Quotations From KATE MILLETT


 

  • It would appear that love is dead. Or very likely in a bad way.
    Kate Millett (b. 1934), U.S. feminist theorists, literary critic, essayist, autobiographer, sculptor. Sexual Politics, ch. 8, Simon and Schuster (1970).

    Read more quotations about / on: love
  • Prostitution, when unmotivated by economic need, might well be defined as a species of psychological addiction, built on self-hatred through repetitions of the act of sale by which a whore is defined.
    Kate Millett (b. 1934), U.S. feminist author.
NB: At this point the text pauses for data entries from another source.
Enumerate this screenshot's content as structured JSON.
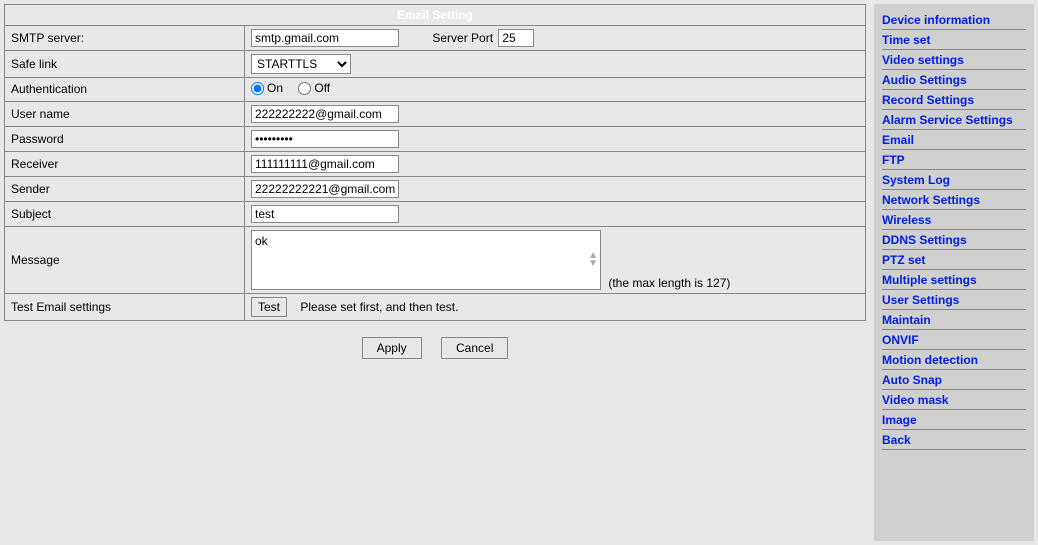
{
  "header": {
    "title": "Email Setting"
  },
  "form": {
    "smtp_label": "SMTP server:",
    "smtp_value": "smtp.gmail.com",
    "server_port_label": "Server Port",
    "server_port_value": "25",
    "safe_link_label": "Safe link",
    "safe_link_value": "STARTTLS",
    "auth_label": "Authentication",
    "auth_on_label": "On",
    "auth_off_label": "Off",
    "username_label": "User name",
    "username_value": "222222222@gmail.com",
    "password_label": "Password",
    "password_value": "•••••••••",
    "receiver_label": "Receiver",
    "receiver_value": "111111111@gmail.com",
    "sender_label": "Sender",
    "sender_value": "22222222221@gmail.com",
    "subject_label": "Subject",
    "subject_value": "test",
    "message_label": "Message",
    "message_value": "ok",
    "message_hint": "(the max length is 127)",
    "test_label": "Test Email settings",
    "test_button": "Test",
    "test_hint": "Please set first, and then test."
  },
  "buttons": {
    "apply": "Apply",
    "cancel": "Cancel"
  },
  "sidebar": {
    "items": [
      {
        "label": "Device information"
      },
      {
        "label": "Time set"
      },
      {
        "label": "Video settings"
      },
      {
        "label": "Audio Settings"
      },
      {
        "label": "Record Settings"
      },
      {
        "label": "Alarm Service Settings"
      },
      {
        "label": "Email"
      },
      {
        "label": "FTP"
      },
      {
        "label": "System Log"
      },
      {
        "label": "Network Settings"
      },
      {
        "label": "Wireless"
      },
      {
        "label": "DDNS Settings"
      },
      {
        "label": "PTZ set"
      },
      {
        "label": "Multiple settings"
      },
      {
        "label": "User Settings"
      },
      {
        "label": "Maintain"
      },
      {
        "label": "ONVIF"
      },
      {
        "label": "Motion detection"
      },
      {
        "label": "Auto Snap"
      },
      {
        "label": "Video mask"
      },
      {
        "label": "Image"
      },
      {
        "label": "Back"
      }
    ]
  }
}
Sexual Politics, ch. 3 (1970).
  • The great mass of women throughout history have been confined to the cultural level of animal life in providing the male with sexual outlet and exercising the animal functions of reproduction and care of the young.
    Kate Millett (b. 1934), U.S. feminist, author. Sexual Politics, ch. 3 (1970).
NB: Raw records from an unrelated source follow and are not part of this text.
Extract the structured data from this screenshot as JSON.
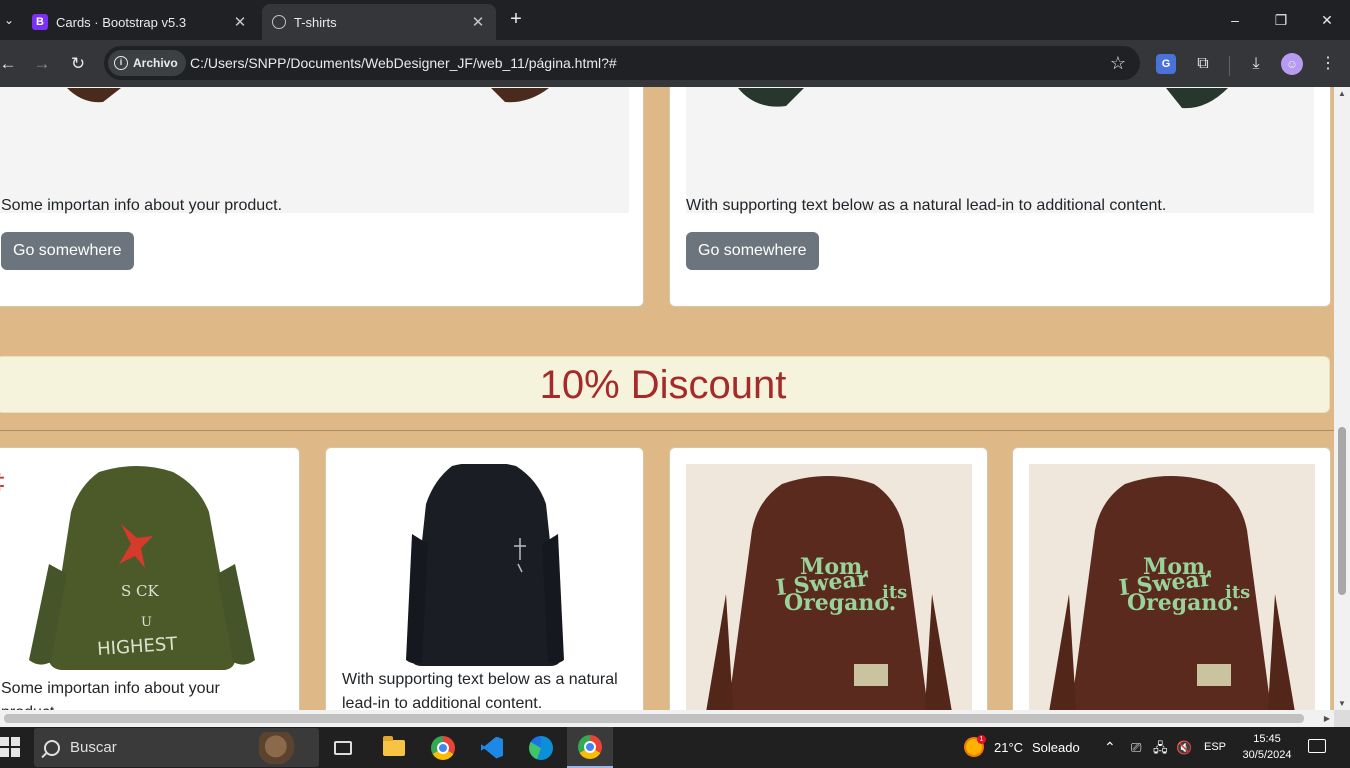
{
  "browser": {
    "tabs": [
      {
        "title": "Cards · Bootstrap v5.3",
        "favicon": "B",
        "active": false
      },
      {
        "title": "T-shirts",
        "favicon": "globe-icon",
        "active": true
      }
    ],
    "new_tab": "+",
    "window": {
      "minimize": "–",
      "maximize": "❐",
      "close": "✕"
    },
    "nav": {
      "back": "←",
      "forward": "→",
      "reload": "↻"
    },
    "security_chip": "Archivo",
    "url": "C:/Users/SNPP/Documents/WebDesigner_JF/web_11/página.html?#",
    "toolbar_icons": [
      "star-icon",
      "translate-icon",
      "extensions-icon",
      "download-icon",
      "profile-avatar",
      "menu-icon"
    ]
  },
  "page": {
    "top_cards": [
      {
        "text": "Some importan info about your product.",
        "button": "Go somewhere"
      },
      {
        "text": "With supporting text below as a natural lead-in to additional content.",
        "button": "Go somewhere"
      }
    ],
    "discount_heading": "10% Discount",
    "products": [
      {
        "text": "Some importan info about your product.",
        "image": "green-hoodie",
        "image_text": [
          "S CK",
          "U",
          "HIGHEST"
        ]
      },
      {
        "text": "With supporting text below as a natural lead-in to additional content.",
        "image": "black-hoodie"
      },
      {
        "image": "brown-hoodie",
        "image_text": [
          "Mom,",
          "I Swear",
          "its",
          "Oregano."
        ]
      },
      {
        "image": "brown-hoodie",
        "image_text": [
          "Mom,",
          "I Swear",
          "its",
          "Oregano."
        ]
      }
    ]
  },
  "taskbar": {
    "search_placeholder": "Buscar",
    "weather": {
      "temp": "21°C",
      "condition": "Soleado",
      "badge": "1"
    },
    "language": "ESP",
    "time": "15:45",
    "date": "30/5/2024"
  }
}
    Read more quotations about / on: animal, history, women, life
  • A revolution is not the overturning of a cart, a reshuffling in the cards of state. It is a process, a swelling, a new growth in the race. If it is real, not simply a trauma, it is another ring in the tree of history, layer upon layer of invisible tissue composing the evidence of a circle.
    Kate Millett (b. 1934), U.S. feminist theorist, literary critic, essayist, autobiographer, sculptor. Flying, pt. 3, Alfred A. Knopf (1974).

    Read more quotations about / on: tree, history
  • The whole bloody system is sick: the very notion of leadership, a balloon with a face painted upon it, elected and inflated by media's diabolic need to reduce ideas to personalities.
    Kate Millett (b. 1934), U.S. feminist theorist, literary critic, essayist, autobiographer, sculptor. Flying, pt.1, Alfred A. Knopf (1974). Said with reference to her own role in the women's movement.

    Read more quotations about / on: sick
  • Miller's sexual humor is the humor of the men's house, more specifically, the men's room.
    Kate Millett (b. 1934), U.S. feminist theorist, literary critic, essayist, autobiographer, sculptor. Sexual Politics, ch. 6, Simon and Schuster (1970).

    Read more quotations about / on: humor, house
  • Indeed the involuntary character of psychiatric treatment is at odds with the spirit and ethics of medicine itself.
    Kate Millett (b. 1934), U.S. feminist theorist, literary critic, essayist, autobiographer, sculptor. The Loony-Bin Trip, Conclusion, Simon and Schuster (1990).
  • During depression the world disappears. Language itself. One has nothing to say. Nothing. No small talk, no anecdotes. Nothing can be risked on the board of talk. Because the inner voice is so urgent in its own discourse: How shall I live? How shall I manage the future? Why should I go on?
    Kate Millett (b. 1934), U.S. feminist theorist, literary critic, essayist, autobiographer, sculptor. The Loony-Bin Trip, pt. 3, Simon and Schuster (1990).

    Read more quotations about / on: depression, future, world
  • We are naïve and moralistic women. We are human beings. Who find politics a blight upon the human condition. And do not know how one copes with it except through politics.
    Kate Millett (b. 1934), U.S. feminist theorist, literary critic, essayist, autobiographer, sculptor. Flying, pt. 3, Alfred A. Knopf (1974).

    Read more quotations about / on: women
  • Stupid misery of fame and money. Always we were safe from it, mistaking our obscurity for a curse when it was a treasure. Free to make what we liked, to be ourselves, even do nothing at all. No one watching. We could be real.
    Kate Millett (b. 1934), U.S. feminist theorist, literary critic, essayist, autobiographer, sculptor. Flying, pt. 1, Alfred A. Knopf (1974).

    Read more quotations about / on: fame, money
[Hata Bildir]